**REQUIRED WORK**
How many lines below hold the string "label"? Report that number alone.

**MATERIAL PROVIDED**
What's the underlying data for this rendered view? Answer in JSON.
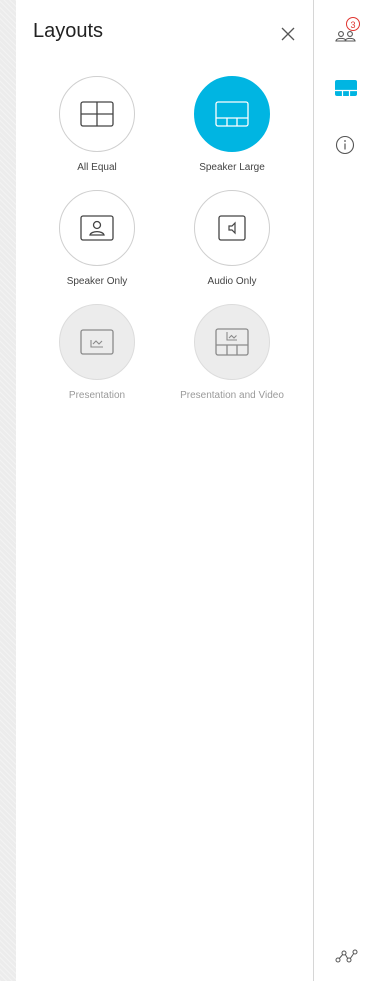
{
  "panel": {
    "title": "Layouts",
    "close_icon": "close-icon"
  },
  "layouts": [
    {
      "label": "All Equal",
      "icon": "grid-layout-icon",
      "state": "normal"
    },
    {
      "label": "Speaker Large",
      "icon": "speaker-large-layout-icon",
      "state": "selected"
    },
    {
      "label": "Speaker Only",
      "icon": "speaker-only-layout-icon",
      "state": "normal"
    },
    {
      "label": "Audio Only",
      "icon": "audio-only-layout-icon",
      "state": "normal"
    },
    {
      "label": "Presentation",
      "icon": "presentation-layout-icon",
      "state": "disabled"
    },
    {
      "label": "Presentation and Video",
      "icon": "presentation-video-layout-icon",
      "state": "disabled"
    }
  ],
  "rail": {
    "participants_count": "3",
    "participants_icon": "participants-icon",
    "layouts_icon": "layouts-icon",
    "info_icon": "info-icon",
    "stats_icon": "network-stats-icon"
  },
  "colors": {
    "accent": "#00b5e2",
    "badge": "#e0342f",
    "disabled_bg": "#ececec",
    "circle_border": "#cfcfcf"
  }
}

**EXPECTED ANSWER**
6